In 1 Corinthians 9:22, Paul declares, “I have become all things to all people that I might by all means save some.” Through careful analysis of Paul’s letters in the New Testament and his legacy among subsequent generations of Christians as well as some modern thinkers, we will discover just how true this statement was. During the term, we will engage with multiple, often conflicting, interpretations of Paul’s life and thought. This class thus serves as a historical introduction to Pauline thought and its development in early Christianity as well as a critical primer in the methods and politics of biblical interpretation.

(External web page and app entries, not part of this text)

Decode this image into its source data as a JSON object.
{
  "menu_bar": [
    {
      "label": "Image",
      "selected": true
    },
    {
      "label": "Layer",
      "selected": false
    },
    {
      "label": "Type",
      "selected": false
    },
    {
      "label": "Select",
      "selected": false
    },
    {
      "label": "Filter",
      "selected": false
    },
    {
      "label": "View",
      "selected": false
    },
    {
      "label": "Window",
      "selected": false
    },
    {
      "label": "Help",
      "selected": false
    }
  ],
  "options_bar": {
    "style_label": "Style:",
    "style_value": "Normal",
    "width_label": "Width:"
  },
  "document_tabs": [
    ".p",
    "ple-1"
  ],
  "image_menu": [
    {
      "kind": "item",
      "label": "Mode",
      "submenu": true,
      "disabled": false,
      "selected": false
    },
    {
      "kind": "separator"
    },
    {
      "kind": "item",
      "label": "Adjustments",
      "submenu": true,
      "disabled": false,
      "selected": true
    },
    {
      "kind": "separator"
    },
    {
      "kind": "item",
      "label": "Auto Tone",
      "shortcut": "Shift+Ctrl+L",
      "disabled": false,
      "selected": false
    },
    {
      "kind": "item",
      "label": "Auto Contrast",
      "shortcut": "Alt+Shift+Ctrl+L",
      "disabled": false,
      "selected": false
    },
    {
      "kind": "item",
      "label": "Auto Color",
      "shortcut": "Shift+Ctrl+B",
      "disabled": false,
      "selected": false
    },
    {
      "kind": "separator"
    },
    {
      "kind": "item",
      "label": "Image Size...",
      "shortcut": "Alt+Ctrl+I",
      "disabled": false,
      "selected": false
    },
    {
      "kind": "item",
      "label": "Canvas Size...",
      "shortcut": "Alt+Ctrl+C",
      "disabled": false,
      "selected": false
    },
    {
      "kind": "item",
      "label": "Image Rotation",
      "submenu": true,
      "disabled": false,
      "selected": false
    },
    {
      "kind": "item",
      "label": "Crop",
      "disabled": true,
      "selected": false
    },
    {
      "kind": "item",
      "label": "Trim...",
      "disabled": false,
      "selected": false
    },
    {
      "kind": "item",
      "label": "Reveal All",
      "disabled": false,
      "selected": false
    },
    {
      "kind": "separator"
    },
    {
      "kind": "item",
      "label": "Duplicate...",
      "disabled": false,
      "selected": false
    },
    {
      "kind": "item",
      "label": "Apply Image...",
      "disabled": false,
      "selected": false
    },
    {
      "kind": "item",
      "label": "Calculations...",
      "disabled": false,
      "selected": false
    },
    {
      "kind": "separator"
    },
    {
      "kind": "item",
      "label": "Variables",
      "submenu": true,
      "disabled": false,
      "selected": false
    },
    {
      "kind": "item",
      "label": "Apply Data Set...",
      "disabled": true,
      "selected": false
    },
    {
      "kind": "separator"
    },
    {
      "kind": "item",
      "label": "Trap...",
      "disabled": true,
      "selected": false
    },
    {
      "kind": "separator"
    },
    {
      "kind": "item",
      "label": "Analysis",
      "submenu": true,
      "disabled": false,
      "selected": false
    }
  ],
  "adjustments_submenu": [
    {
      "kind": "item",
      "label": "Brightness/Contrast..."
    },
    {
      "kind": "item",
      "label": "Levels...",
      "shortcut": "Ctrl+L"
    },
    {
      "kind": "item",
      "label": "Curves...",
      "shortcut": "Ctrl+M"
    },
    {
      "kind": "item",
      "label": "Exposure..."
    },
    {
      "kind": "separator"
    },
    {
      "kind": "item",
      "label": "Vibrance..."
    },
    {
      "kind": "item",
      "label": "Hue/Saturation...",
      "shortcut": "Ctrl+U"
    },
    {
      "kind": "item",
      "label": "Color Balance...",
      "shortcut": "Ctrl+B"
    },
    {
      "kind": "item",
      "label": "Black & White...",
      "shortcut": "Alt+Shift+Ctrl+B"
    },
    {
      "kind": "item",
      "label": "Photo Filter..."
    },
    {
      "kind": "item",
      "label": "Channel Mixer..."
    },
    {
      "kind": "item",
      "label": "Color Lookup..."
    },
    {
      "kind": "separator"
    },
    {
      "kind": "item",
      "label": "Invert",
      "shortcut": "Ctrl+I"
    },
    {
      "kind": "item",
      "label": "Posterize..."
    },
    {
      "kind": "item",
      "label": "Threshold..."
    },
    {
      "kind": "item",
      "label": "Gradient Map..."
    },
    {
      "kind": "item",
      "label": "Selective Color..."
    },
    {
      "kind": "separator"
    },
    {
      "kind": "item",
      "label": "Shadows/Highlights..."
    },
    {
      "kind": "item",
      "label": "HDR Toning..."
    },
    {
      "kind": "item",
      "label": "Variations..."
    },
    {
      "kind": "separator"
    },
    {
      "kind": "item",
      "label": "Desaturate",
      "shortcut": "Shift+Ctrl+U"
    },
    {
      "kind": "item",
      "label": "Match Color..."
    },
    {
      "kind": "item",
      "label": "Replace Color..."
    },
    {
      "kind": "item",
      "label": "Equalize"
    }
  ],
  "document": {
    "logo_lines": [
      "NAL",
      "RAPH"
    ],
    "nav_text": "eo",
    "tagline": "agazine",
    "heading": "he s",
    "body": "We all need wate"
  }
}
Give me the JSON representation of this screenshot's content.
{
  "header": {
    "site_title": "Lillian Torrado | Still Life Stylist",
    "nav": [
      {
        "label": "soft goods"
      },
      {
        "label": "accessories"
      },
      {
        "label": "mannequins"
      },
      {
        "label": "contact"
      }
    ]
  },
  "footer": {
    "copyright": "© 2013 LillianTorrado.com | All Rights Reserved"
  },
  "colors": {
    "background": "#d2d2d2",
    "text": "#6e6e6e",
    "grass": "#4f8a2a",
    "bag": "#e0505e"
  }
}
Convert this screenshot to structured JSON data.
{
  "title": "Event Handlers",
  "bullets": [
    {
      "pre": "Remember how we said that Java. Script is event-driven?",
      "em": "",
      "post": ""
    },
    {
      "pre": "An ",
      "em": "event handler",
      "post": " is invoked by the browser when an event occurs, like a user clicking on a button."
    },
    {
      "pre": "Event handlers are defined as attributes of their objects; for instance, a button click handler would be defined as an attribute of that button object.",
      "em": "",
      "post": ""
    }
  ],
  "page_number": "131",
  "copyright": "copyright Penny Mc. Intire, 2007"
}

The course is divided into three units. In the first, we investigate some of the most prevalent portraits of Paul among scholars, paying particular attention to the question of whether Paul was a Christian or a Jew, and a Greek or a Roman. The second unit decenters Paul—that is, it employs different methodological frameworks in order to use Paul’s letters to reconstruct an internally diverse minority movement that quickly spread throughout the eastern provinces of the Roman empire. Unit three turns to sources that have reimagined Paul from antiquity to our contemporary age, treating each of these sources as products of particular historical contexts.